"Ils ne boivent plus d'alcool."
Translation:They don't drink alcohol anymore.
How do i understand that this is ... they dont drink alcohol any more and they dont drink any more alcohol? The first is permanent and the second is temporary
The way I see it is that the ne....plus qualifies the verb (boivent), not the noun (alcool), so the translation will be they no longer drink alcohol or they don't drink (/are not drinking) alcohol anymore.
If you wanted to say that they are just not drinking more alcohol for the time being (e.g. they have switched to water for the rest of the evening) you could say ils ne boivent pas plus d'alcool (they are not drinking more alcohol) where the plus refers to the alcohol, not the drinking, and the ne....pas qualifies the verb.
However, just to complicate things, you could probably also use the first sentence (ne ....plus ) in the second situation to say that they were no longer drinking alcohol even if the implied time frame was just for the evening.
Is there an easier way when speaking, how to tell the difference between il and ils? I always get this wrong...
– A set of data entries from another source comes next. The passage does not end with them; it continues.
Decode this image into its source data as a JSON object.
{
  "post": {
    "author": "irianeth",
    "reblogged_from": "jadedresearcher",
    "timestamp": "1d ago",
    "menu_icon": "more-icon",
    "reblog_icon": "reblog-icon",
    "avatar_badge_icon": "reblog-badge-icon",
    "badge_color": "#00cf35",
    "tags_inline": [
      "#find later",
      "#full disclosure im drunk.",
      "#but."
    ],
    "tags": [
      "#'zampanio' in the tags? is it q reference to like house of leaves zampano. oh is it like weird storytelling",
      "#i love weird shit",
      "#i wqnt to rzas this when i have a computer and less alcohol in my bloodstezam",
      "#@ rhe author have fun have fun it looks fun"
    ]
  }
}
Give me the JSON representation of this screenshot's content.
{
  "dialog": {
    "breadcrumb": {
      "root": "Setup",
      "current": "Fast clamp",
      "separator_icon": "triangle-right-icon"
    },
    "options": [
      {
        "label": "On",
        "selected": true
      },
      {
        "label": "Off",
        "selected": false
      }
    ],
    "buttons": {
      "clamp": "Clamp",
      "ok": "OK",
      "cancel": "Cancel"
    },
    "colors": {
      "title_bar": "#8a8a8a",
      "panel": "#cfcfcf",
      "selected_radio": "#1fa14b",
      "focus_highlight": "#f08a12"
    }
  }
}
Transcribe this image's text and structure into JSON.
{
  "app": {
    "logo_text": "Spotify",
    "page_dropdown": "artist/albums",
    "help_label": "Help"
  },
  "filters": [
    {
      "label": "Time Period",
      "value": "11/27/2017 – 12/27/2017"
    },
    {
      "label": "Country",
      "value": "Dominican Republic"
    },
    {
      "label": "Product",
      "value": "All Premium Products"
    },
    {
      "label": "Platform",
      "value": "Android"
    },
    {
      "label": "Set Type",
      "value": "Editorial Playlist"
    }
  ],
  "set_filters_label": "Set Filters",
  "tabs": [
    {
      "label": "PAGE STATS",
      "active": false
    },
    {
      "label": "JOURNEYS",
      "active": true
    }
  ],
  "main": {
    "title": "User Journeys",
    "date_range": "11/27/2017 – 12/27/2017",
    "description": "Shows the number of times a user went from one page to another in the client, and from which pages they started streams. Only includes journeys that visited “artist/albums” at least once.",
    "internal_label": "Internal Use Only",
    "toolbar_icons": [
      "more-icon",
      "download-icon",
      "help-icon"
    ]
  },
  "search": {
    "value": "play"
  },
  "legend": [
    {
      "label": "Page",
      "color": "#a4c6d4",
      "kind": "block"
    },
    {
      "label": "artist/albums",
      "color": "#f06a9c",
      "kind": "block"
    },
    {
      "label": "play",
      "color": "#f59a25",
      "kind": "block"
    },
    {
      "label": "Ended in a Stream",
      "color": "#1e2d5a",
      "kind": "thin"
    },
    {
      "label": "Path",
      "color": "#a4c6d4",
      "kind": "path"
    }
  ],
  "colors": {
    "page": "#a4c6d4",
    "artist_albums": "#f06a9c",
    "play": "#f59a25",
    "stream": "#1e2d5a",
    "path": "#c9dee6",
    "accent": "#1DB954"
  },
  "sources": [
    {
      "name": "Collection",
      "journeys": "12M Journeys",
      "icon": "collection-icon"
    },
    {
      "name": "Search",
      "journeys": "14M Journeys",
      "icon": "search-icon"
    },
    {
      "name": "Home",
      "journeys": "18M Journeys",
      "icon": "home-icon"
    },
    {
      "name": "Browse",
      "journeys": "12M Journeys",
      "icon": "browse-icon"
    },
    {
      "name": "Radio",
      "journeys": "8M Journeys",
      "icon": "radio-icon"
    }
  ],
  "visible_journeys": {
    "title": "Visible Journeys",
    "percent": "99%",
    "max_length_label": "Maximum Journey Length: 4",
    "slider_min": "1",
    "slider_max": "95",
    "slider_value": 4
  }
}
In this case, the verb boivent tells you it is plural since the singular would have been boit, but in some other cases such parle/parlent you would not be able to tell whether the pronoun was singular or plural when listening. But, as a general guide, you should always look at the verb for possible clarification if the subject pronoun is ambiguous.
What clues am I missing to tell me it's "they" and not "he"? I don't hear a difference in either the subject or the verb.
From my experience, the "V" of boivent in this exercise is completely inaudible.
Is there something wrong with "They aren't drinking alcohol anymore?" since that's not a separate tense in French
"They are not drinking alcohol anymore" was not accepted. So how would one differentiate between are not and do not?
Again, DL insists that any more is one word "anymore". The English dictionary has: anybody, anyhow, anyone, anything, anyway and anywhere all as one word, but any more is always two words. Fed up being incorrectly corrected!